Excerpts from an interface dataset
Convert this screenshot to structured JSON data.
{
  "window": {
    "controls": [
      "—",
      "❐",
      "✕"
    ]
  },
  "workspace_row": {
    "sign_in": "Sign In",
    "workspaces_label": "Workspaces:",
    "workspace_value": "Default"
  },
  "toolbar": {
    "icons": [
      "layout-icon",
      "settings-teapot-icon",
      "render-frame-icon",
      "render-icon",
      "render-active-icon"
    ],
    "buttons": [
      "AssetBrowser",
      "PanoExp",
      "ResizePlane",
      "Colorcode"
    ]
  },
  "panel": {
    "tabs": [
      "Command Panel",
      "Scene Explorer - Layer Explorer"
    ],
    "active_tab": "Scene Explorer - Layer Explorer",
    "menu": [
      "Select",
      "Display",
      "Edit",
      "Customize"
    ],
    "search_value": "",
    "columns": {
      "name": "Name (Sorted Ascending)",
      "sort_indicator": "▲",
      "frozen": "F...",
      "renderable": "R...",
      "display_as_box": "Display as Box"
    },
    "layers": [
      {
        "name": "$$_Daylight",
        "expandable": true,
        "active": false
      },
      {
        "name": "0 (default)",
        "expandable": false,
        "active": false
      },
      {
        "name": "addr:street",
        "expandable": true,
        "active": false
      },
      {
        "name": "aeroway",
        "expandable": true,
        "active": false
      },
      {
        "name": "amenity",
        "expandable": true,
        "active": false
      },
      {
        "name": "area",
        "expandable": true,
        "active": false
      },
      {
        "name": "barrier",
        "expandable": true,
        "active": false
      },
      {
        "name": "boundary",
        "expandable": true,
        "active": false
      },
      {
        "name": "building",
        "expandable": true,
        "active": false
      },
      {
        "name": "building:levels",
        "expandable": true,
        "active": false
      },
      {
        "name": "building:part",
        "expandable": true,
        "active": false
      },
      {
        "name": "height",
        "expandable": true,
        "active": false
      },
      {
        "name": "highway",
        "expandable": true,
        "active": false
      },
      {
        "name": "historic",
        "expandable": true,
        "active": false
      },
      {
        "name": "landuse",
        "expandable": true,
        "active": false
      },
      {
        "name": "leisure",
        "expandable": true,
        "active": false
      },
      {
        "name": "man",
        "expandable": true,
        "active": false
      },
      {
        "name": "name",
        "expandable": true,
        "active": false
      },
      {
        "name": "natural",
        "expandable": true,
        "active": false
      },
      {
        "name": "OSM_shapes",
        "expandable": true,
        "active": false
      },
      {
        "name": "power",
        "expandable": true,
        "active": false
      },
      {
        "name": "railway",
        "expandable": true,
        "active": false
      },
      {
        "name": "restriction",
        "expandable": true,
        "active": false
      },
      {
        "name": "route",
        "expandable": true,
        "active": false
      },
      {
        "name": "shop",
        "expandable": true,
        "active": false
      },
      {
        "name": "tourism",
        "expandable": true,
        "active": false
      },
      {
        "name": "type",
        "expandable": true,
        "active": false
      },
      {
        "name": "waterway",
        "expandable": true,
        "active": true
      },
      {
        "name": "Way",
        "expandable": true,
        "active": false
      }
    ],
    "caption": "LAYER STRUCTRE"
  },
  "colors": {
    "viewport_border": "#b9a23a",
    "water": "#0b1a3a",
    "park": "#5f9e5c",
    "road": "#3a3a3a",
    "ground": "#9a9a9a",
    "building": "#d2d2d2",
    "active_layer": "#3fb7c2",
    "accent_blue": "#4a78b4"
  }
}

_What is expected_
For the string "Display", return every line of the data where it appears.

_Output of the exercise_
      "Display",
      "display_as_box": "Display as Box"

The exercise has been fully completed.